Auction conversion rates increased during June, up from the low 60% region in May, to slightly above 70% in mid/late June. Not surprisingly, it was the higher mileage, poorer condition cars that were not selling, whereas freshly supplied cars, with sensible mileages, and in CAP Clean condition, sold quickly and at prices acceptable to the vendors. There have also been reports of late-plate cars struggling to sell, which is likely to be linked to the aforementioned new car registration activity from March, meaning plenty of newer stock already exists on dealer’s forecourts.

What Next?
July and August last year were relatively stable months in the used car market –it was not until the final quarter that pressure really started to tell. In 2015, there is likely to be slightly more pressure over quarter 3 than last time around, but nothing to cause alarm bells to ring. 

Volumes in the market place, whilst declining slightly in June, are still above where they were last year, mainly as a result of the new car registration increases. This higher supply is not going to dissipate anytime soon which means that more retail buyers are needed. Consumer demand is similar to this time in 2014, so it stands to reason that with more supply and similar demand, there will be slightly more pressure on prices than last year. 

It will be interesting to see how franchised dealers cope with the extra manufacturer demands being placed on them in the second half of the year. They are likely to be well-stocked from June’s self-registration activity and will have one eye on September – will this take some of them out of the used market for the months in between? As always, different brands are likely to react differently to each other, as some are certainly more active in the pre-registration arena, and CAP will be keeping a keen eye on the numbers of late-plate cars being advertised and sold in the used market. 

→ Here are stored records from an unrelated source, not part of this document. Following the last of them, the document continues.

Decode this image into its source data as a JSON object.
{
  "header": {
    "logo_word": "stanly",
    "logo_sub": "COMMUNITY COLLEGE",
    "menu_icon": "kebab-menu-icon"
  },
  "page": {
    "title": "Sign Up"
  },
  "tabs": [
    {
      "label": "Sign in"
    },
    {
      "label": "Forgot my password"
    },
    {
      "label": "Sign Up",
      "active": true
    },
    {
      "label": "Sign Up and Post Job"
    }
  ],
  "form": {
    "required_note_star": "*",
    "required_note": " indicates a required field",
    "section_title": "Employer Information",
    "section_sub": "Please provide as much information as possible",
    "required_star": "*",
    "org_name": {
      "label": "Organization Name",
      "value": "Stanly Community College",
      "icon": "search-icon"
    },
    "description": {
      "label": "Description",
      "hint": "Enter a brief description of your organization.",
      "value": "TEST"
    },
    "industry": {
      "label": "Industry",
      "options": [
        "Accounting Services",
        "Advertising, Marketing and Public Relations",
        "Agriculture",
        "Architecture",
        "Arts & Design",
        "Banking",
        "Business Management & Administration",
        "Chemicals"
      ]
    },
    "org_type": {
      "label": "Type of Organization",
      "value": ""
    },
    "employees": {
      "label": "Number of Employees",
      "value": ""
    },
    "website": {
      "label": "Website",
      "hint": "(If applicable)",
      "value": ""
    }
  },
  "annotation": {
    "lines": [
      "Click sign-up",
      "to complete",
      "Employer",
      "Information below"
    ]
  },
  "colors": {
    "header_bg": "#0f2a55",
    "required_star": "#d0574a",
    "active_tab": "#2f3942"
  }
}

It is likely that pressure on late-plates will continue, and at the opposite end of the scale, older, higher mileage, less desirable cars are destined to struggle. Vehicles in the middle of these two extremes remain desirable, but are also likely to be affected by pressure across the whole market.

Black Book Live, the daily valuation tool, will continue to track and report any weaknesses and strengths amongst particular models, and at any specific ages and mileages, throughout the summer months, based off sold data received, whilst keeping a very close eye on sentiment within the market.

Derren Martin, Senior Black Book Editor